=== Data under study ===
'''

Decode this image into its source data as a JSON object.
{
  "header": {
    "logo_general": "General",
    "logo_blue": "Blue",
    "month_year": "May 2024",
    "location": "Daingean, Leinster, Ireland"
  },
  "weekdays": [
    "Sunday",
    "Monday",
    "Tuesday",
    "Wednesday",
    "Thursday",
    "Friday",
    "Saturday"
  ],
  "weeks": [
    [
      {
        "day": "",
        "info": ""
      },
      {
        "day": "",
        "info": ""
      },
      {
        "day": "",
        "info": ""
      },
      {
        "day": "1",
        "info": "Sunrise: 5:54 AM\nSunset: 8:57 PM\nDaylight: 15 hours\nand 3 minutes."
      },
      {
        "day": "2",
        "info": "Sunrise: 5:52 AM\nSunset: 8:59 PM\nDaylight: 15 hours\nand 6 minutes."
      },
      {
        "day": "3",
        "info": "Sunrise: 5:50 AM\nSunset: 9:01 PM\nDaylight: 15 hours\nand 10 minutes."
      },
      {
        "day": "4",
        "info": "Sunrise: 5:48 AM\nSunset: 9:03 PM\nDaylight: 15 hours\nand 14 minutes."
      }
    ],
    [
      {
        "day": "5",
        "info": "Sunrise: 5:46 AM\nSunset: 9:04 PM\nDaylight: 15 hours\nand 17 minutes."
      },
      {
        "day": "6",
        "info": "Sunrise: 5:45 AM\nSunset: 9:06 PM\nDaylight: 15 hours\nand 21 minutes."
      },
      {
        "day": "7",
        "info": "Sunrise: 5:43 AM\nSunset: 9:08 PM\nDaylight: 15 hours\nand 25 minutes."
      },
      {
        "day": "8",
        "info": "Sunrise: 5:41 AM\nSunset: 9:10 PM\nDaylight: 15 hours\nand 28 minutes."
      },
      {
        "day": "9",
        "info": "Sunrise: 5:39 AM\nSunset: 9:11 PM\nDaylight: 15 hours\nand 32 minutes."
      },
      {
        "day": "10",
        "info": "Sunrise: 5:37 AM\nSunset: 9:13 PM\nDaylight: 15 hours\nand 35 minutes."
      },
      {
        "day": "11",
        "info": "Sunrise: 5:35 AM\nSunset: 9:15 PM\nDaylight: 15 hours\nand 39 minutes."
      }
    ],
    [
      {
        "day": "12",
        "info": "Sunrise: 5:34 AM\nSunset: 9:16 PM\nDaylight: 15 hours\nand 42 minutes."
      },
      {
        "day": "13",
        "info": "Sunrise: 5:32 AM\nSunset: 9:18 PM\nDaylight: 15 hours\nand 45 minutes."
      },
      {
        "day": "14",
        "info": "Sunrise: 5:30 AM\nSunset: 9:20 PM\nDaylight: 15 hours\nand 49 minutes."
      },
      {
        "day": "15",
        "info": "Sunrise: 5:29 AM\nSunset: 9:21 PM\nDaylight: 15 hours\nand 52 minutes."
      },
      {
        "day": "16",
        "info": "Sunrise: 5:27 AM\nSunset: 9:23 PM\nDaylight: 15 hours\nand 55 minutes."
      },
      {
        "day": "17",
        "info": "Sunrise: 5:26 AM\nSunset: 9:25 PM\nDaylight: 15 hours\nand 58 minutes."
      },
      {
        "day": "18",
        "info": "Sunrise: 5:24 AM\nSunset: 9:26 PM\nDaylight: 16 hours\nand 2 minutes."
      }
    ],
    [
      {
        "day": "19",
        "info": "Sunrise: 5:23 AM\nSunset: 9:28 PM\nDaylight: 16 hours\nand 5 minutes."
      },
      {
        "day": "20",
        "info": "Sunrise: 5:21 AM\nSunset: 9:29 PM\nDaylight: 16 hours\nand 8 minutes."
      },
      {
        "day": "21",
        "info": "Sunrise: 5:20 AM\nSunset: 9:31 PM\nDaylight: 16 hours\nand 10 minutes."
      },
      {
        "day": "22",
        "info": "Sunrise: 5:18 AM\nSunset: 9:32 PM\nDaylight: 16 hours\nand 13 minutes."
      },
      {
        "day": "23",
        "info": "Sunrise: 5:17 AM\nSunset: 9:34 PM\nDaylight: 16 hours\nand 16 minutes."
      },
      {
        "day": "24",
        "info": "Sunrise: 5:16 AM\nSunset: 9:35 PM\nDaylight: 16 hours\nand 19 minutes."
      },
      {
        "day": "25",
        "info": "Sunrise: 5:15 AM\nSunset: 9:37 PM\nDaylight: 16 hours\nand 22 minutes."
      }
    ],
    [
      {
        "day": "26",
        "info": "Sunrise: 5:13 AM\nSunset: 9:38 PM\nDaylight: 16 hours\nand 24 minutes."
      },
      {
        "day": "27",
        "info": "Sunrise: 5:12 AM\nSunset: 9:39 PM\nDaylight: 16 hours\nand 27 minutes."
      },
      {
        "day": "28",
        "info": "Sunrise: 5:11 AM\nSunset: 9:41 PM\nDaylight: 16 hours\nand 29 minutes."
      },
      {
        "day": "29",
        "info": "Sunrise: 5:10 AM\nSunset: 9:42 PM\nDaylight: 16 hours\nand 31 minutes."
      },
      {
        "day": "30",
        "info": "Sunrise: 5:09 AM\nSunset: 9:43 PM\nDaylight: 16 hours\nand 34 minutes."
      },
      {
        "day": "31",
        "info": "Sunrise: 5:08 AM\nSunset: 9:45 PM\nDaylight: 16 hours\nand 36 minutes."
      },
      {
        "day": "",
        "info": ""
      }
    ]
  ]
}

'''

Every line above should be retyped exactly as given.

=== Answer section ===
Decode this image into its source data as a JSON object.
{
  "header": {
    "logo_general": "General",
    "logo_blue": "Blue",
    "month_year": "May 2024",
    "location": "Daingean, Leinster, Ireland"
  },
  "weekdays": [
    "Sunday",
    "Monday",
    "Tuesday",
    "Wednesday",
    "Thursday",
    "Friday",
    "Saturday"
  ],
  "weeks": [
    [
      {
        "day": "",
        "info": ""
      },
      {
        "day": "",
        "info": ""
      },
      {
        "day": "",
        "info": ""
      },
      {
        "day": "1",
        "info": "Sunrise: 5:54 AM\nSunset: 8:57 PM\nDaylight: 15 hours\nand 3 minutes."
      },
      {
        "day": "2",
        "info": "Sunrise: 5:52 AM\nSunset: 8:59 PM\nDaylight: 15 hours\nand 6 minutes."
      },
      {
        "day": "3",
        "info": "Sunrise: 5:50 AM\nSunset: 9:01 PM\nDaylight: 15 hours\nand 10 minutes."
      },
      {
        "day": "4",
        "info": "Sunrise: 5:48 AM\nSunset: 9:03 PM\nDaylight: 15 hours\nand 14 minutes."
      }
    ],
    [
      {
        "day": "5",
        "info": "Sunrise: 5:46 AM\nSunset: 9:04 PM\nDaylight: 15 hours\nand 17 minutes."
      },
      {
        "day": "6",
        "info": "Sunrise: 5:45 AM\nSunset: 9:06 PM\nDaylight: 15 hours\nand 21 minutes."
      },
      {
        "day": "7",
        "info": "Sunrise: 5:43 AM\nSunset: 9:08 PM\nDaylight: 15 hours\nand 25 minutes."
      },
      {
        "day": "8",
        "info": "Sunrise: 5:41 AM\nSunset: 9:10 PM\nDaylight: 15 hours\nand 28 minutes."
      },
      {
        "day": "9",
        "info": "Sunrise: 5:39 AM\nSunset: 9:11 PM\nDaylight: 15 hours\nand 32 minutes."
      },
      {
        "day": "10",
        "info": "Sunrise: 5:37 AM\nSunset: 9:13 PM\nDaylight: 15 hours\nand 35 minutes."
      },
      {
        "day": "11",
        "info": "Sunrise: 5:35 AM\nSunset: 9:15 PM\nDaylight: 15 hours\nand 39 minutes."
      }
    ],
    [
      {
        "day": "12",
        "info": "Sunrise: 5:34 AM\nSunset: 9:16 PM\nDaylight: 15 hours\nand 42 minutes."
      },
      {
        "day": "13",
        "info": "Sunrise: 5:32 AM\nSunset: 9:18 PM\nDaylight: 15 hours\nand 45 minutes."
      },
      {
        "day": "14",
        "info": "Sunrise: 5:30 AM\nSunset: 9:20 PM\nDaylight: 15 hours\nand 49 minutes."
      },
      {
        "day": "15",
        "info": "Sunrise: 5:29 AM\nSunset: 9:21 PM\nDaylight: 15 hours\nand 52 minutes."
      },
      {
        "day": "16",
        "info": "Sunrise: 5:27 AM\nSunset: 9:23 PM\nDaylight: 15 hours\nand 55 minutes."
      },
      {
        "day": "17",
        "info": "Sunrise: 5:26 AM\nSunset: 9:25 PM\nDaylight: 15 hours\nand 58 minutes."
      },
      {
        "day": "18",
        "info": "Sunrise: 5:24 AM\nSunset: 9:26 PM\nDaylight: 16 hours\nand 2 minutes."
      }
    ],
    [
      {
        "day": "19",
        "info": "Sunrise: 5:23 AM\nSunset: 9:28 PM\nDaylight: 16 hours\nand 5 minutes."
      },
      {
        "day": "20",
        "info": "Sunrise: 5:21 AM\nSunset: 9:29 PM\nDaylight: 16 hours\nand 8 minutes."
      },
      {
        "day": "21",
        "info": "Sunrise: 5:20 AM\nSunset: 9:31 PM\nDaylight: 16 hours\nand 10 minutes."
      },
      {
        "day": "22",
        "info": "Sunrise: 5:18 AM\nSunset: 9:32 PM\nDaylight: 16 hours\nand 13 minutes."
      },
      {
        "day": "23",
        "info": "Sunrise: 5:17 AM\nSunset: 9:34 PM\nDaylight: 16 hours\nand 16 minutes."
      },
      {
        "day": "24",
        "info": "Sunrise: 5:16 AM\nSunset: 9:35 PM\nDaylight: 16 hours\nand 19 minutes."
      },
      {
        "day": "25",
        "info": "Sunrise: 5:15 AM\nSunset: 9:37 PM\nDaylight: 16 hours\nand 22 minutes."
      }
    ],
    [
      {
        "day": "26",
        "info": "Sunrise: 5:13 AM\nSunset: 9:38 PM\nDaylight: 16 hours\nand 24 minutes."
      },
      {
        "day": "27",
        "info": "Sunrise: 5:12 AM\nSunset: 9:39 PM\nDaylight: 16 hours\nand 27 minutes."
      },
      {
        "day": "28",
        "info": "Sunrise: 5:11 AM\nSunset: 9:41 PM\nDaylight: 16 hours\nand 29 minutes."
      },
      {
        "day": "29",
        "info": "Sunrise: 5:10 AM\nSunset: 9:42 PM\nDaylight: 16 hours\nand 31 minutes."
      },
      {
        "day": "30",
        "info": "Sunrise: 5:09 AM\nSunset: 9:43 PM\nDaylight: 16 hours\nand 34 minutes."
      },
      {
        "day": "31",
        "info": "Sunrise: 5:08 AM\nSunset: 9:45 PM\nDaylight: 16 hours\nand 36 minutes."
      },
      {
        "day": "",
        "info": ""
      }
    ]
  ]
}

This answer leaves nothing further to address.